Coronavirus: 'I'm out of hospital, but I have to remember to breathe'
Breathing is perhaps the most natural of reflexes. Who has to remember to breathe?
Ria Lakhani does. In recovery at home in north-west London after a severe case of Covid-19, the sales executive is learning something that most of us never give a second thought to.
"It used to be such a natural action but now I have to remember how to inhale and exhale," she says.
In self-isolation, she still can't hug her husband, or see her parents and siblings. And she still wakes up at night struggling to breathe.
Ria started to show symptoms of Covid-19 while in hospital, where she had been admitted for an operation. Seven years ago, she was diagnosed with a rare condition which makes swallowing difficult and means she often regurgitates solids. The surgery was designed to help her manage this oesophageal disease, called achalasia.
But she stresses her condition had made her especially careful about looking after her health.
Her admission to hospital was supposed to be routine. But while recovering there she began to struggle with her breathing. She then developed a temperature.
While everyone hoped it was just a side-effect of her surgery, a Covid swab test was taken as a precaution. Ria was restless and started taking notes on her phone, documenting her experience on Facebook.
"My room was now cordoned off and the rest of the ward evacuated," she wrote. "I closed down an entire ward?! I miss my family so much. With Covid-19 tests so limited I felt ashamed I was being given a swab so quickly when there are others who were more likely to have it. I was certain I was clear. I followed all guidelines."
It was to no avail. Ria's virus test was positive.
As her condition deteriorated, and she required more oxygen, she was transferred to one of London's major Covid-19 treatment centres.
Ria remembers the concerned looks on the faces of doctors watching her during two difficult days and one night, as her body tried desperately to fight off the disease. She says what she went through in that time has irrevocably changed her.
"Things went from bad to worse - taking a breath became as hard as climbing a mountain," she wrote on Facebook. "I could see the more and more concerned looks on the faces of the many heroes treating me. More and more doctors looking in, murmuring to each other - observations taken every minute and scrutinised incessantly. Scary, uncertainty, unnerving, so many feelings, so many thoughts in my head, questions I was scared to hear the answers to."
"I almost died," she says, speaking from home to the BBC. "I almost didn't come out of there. There was a point when I actually started to write difficult messages to my family. I almost died now I'm alive. How can life go back to normal after that?"
Ria is not clear whether she developed pneumonia but says even now, from her recovery bed at home in Harrow she can hear a "crackling sound" in her lungs".
- LIVE: China reports no new virus deaths for first time
- A SIMPLE GUIDE: How do I protect myself?
- AVOIDING CONTACT: The rules on self-isolation and exercise
- LOOK-UP TOOL: Check cases in your area
- MAPS AND CHARTS: Visual guide to the outbreak
Her recovery has been slow.

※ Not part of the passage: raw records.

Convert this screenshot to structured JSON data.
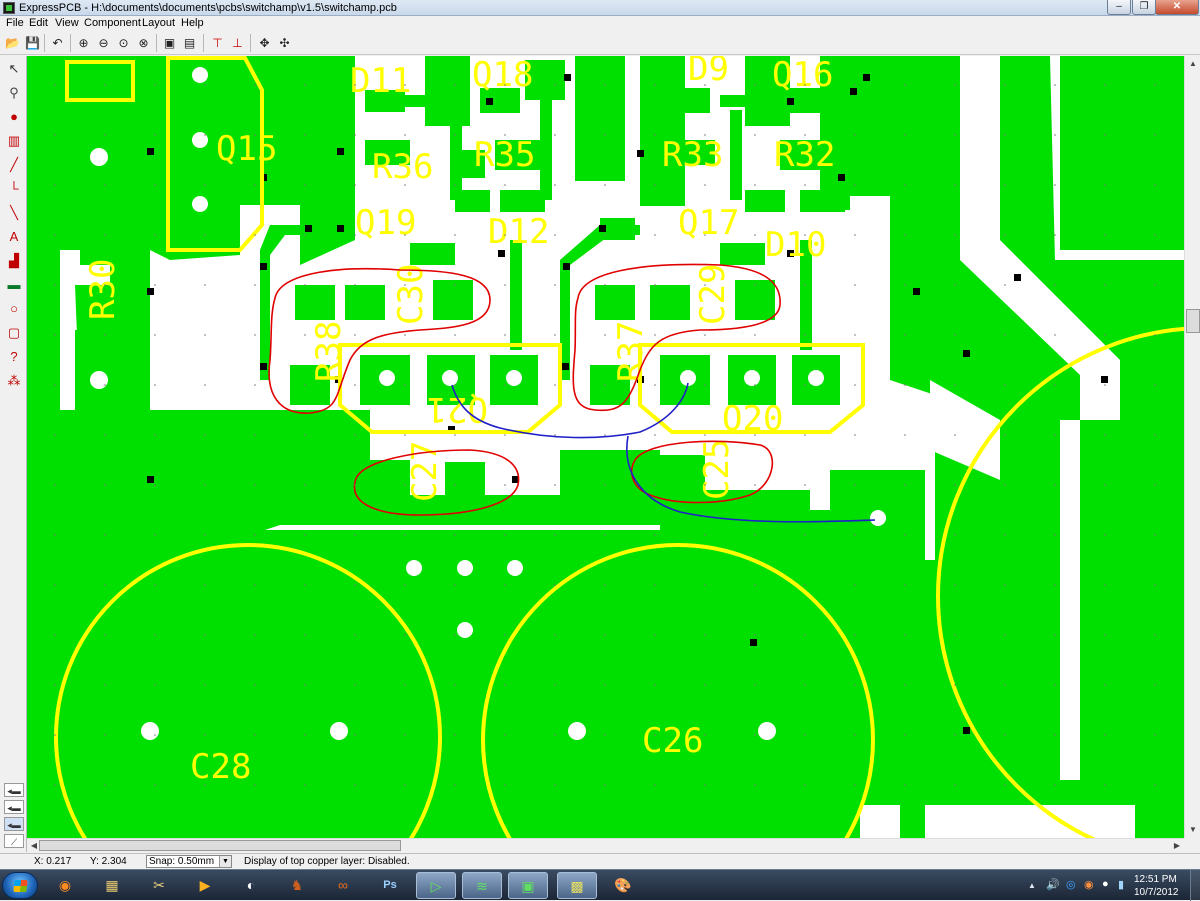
{
  "window": {
    "title": "ExpressPCB - H:\\documents\\documents\\pcbs\\switchamp\\v1.5\\switchamp.pcb",
    "min_icon": "minimize-icon",
    "max_icon": "maximize-icon",
    "close_icon": "close-icon",
    "min_glyph": "–",
    "max_glyph": "❐",
    "close_glyph": "✕"
  },
  "menu": {
    "items": [
      {
        "label": "File"
      },
      {
        "label": "Edit"
      },
      {
        "label": "View"
      },
      {
        "label": "Component"
      },
      {
        "label": "Layout"
      },
      {
        "label": "Help"
      }
    ]
  },
  "toolbar": {
    "buttons": [
      {
        "name": "open-file-button",
        "icon": "folder-open-icon",
        "glyph": "📂"
      },
      {
        "name": "save-file-button",
        "icon": "floppy-icon",
        "glyph": "💾"
      },
      {
        "name": "undo-button",
        "icon": "undo-icon",
        "glyph": "↶"
      },
      {
        "name": "zoom-in-button",
        "icon": "zoom-in-icon",
        "glyph": "⊕"
      },
      {
        "name": "zoom-out-button",
        "icon": "zoom-out-icon",
        "glyph": "⊖"
      },
      {
        "name": "zoom-window-button",
        "icon": "zoom-window-icon",
        "glyph": "⊙"
      },
      {
        "name": "zoom-fit-button",
        "icon": "zoom-fit-icon",
        "glyph": "⊗"
      },
      {
        "name": "component-props-button",
        "icon": "component-icon",
        "glyph": "▣"
      },
      {
        "name": "component-edit-button",
        "icon": "component-edit-icon",
        "glyph": "▤"
      },
      {
        "name": "mirror-top-button",
        "icon": "mirror-top-icon",
        "glyph": "⊤"
      },
      {
        "name": "mirror-bottom-button",
        "icon": "mirror-bottom-icon",
        "glyph": "⊥"
      },
      {
        "name": "move-button",
        "icon": "move-icon",
        "glyph": "✥"
      },
      {
        "name": "move-all-button",
        "icon": "move-all-icon",
        "glyph": "✣"
      }
    ]
  },
  "tools": {
    "items": [
      {
        "name": "select-tool",
        "icon": "arrow-pointer-icon",
        "glyph": "↖"
      },
      {
        "name": "component-select-tool",
        "icon": "component-select-icon",
        "glyph": "⚲"
      },
      {
        "name": "pad-tool",
        "icon": "pad-icon",
        "glyph": "●"
      },
      {
        "name": "ic-tool",
        "icon": "ic-icon",
        "glyph": "▥"
      },
      {
        "name": "trace-tool",
        "icon": "trace-icon",
        "glyph": "╱"
      },
      {
        "name": "trace-corner-tool",
        "icon": "trace-corner-icon",
        "glyph": "└"
      },
      {
        "name": "diagonal-trace-tool",
        "icon": "diagonal-trace-icon",
        "glyph": "╲"
      },
      {
        "name": "text-tool",
        "icon": "text-icon",
        "glyph": "A"
      },
      {
        "name": "fill-tool",
        "icon": "fill-icon",
        "glyph": "▟"
      },
      {
        "name": "plane-tool",
        "icon": "plane-icon",
        "glyph": "▬"
      },
      {
        "name": "hole-tool",
        "icon": "hole-icon",
        "glyph": "○"
      },
      {
        "name": "rect-tool",
        "icon": "rectangle-icon",
        "glyph": "▢"
      },
      {
        "name": "query-tool",
        "icon": "query-icon",
        "glyph": "?"
      },
      {
        "name": "net-tool",
        "icon": "net-icon",
        "glyph": "⁂"
      }
    ],
    "layers": [
      {
        "name": "layer-top-button",
        "glyph": "◂▬"
      },
      {
        "name": "layer-bottom-button",
        "glyph": "◂▬"
      },
      {
        "name": "layer-both-button",
        "glyph": "◂▬"
      },
      {
        "name": "layer-silk-button",
        "glyph": "⟋"
      }
    ]
  },
  "board": {
    "colors": {
      "copper": "#00e000",
      "silk": "#ffff00",
      "background": "#ffffff",
      "via": "#000000",
      "annotation_red": "#e00000",
      "annotation_blue": "#2020c8"
    },
    "labels": [
      {
        "text": "D11"
      },
      {
        "text": "Q18"
      },
      {
        "text": "D9"
      },
      {
        "text": "Q16"
      },
      {
        "text": "Q15"
      },
      {
        "text": "R36"
      },
      {
        "text": "R35"
      },
      {
        "text": "R33"
      },
      {
        "text": "R32"
      },
      {
        "text": "Q19"
      },
      {
        "text": "D12"
      },
      {
        "text": "Q17"
      },
      {
        "text": "D10"
      },
      {
        "text": "R30"
      },
      {
        "text": "C30"
      },
      {
        "text": "C29"
      },
      {
        "text": "R38"
      },
      {
        "text": "R37"
      },
      {
        "text": "Q21"
      },
      {
        "text": "Q20"
      },
      {
        "text": "C27"
      },
      {
        "text": "C25"
      },
      {
        "text": "C28"
      },
      {
        "text": "C26"
      }
    ]
  },
  "status": {
    "x": "X: 0.217",
    "y": "Y: 2.304",
    "snap": "Snap:  0.50mm",
    "message": "Display of top copper layer:  Disabled."
  },
  "taskbar": {
    "apps": [
      {
        "name": "taskbar-firefox",
        "icon": "firefox-icon",
        "glyph": "◉"
      },
      {
        "name": "taskbar-explorer",
        "icon": "folder-icon",
        "glyph": "▦"
      },
      {
        "name": "taskbar-tools",
        "icon": "tools-icon",
        "glyph": "✂"
      },
      {
        "name": "taskbar-media",
        "icon": "media-play-icon",
        "glyph": "▶"
      },
      {
        "name": "taskbar-live",
        "icon": "live-icon",
        "glyph": "◐"
      },
      {
        "name": "taskbar-spartan",
        "icon": "helmet-icon",
        "glyph": "♞"
      },
      {
        "name": "taskbar-arduino",
        "icon": "infinity-icon",
        "glyph": "∞"
      },
      {
        "name": "taskbar-photoshop",
        "icon": "photoshop-icon",
        "glyph": "Ps"
      },
      {
        "name": "taskbar-schematic",
        "icon": "schematic-icon",
        "glyph": "▷"
      },
      {
        "name": "taskbar-pcb",
        "icon": "pcb-icon",
        "glyph": "≋"
      },
      {
        "name": "taskbar-expresspcb",
        "icon": "expresspcb-icon",
        "glyph": "▣"
      },
      {
        "name": "taskbar-board",
        "icon": "board-icon",
        "glyph": "▩"
      },
      {
        "name": "taskbar-paint",
        "icon": "paint-icon",
        "glyph": "🎨"
      }
    ],
    "tray": [
      {
        "name": "tray-arrow",
        "glyph": "▲"
      },
      {
        "name": "tray-volume",
        "glyph": "🔊"
      },
      {
        "name": "tray-app1",
        "glyph": "◎"
      },
      {
        "name": "tray-app2",
        "glyph": "◉"
      },
      {
        "name": "tray-app3",
        "glyph": "●"
      },
      {
        "name": "tray-network",
        "glyph": "▮"
      }
    ],
    "time": "12:51 PM",
    "date": "10/7/2012"
  }
}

In hospital she could barely move at first and was given morphine on top of the oxygen because of the pain. She says it was hard to talk.
"Getting a sentence out was like running a marathon."
But amid it all, there were glimpses of hope. She developed a bond with a 96-year-old deaf woman, named Iris, in the neighbouring bed. They began to look out for each other despite the age difference.
"I needed her as much as she needed me," she adds.
And she found hope in the small acts of kindness of medical staff - "true heroes" in her words.
"It was the small wins and things like the nurses making sure Iris had a constant supply of hot tea and a sneaky extra slice of cake that made me smile."
At home, she has to maintain a distance from her husband and continues to be besieged by coughing fits.
But she's relieved that she was able to fight the virus, especially considering how many people have died.
"There was a point in this journey that I didn't know if I would see the light of day again. Nothing was certain, and even though I've always known how much I love my family - in those moments I learned how much I need them. I can't explain the moment I left the hospital, I'll never take anything for granted again."
Please include a contact number if you are willing to speak to a BBC journalist. You can also contact us in the following ways: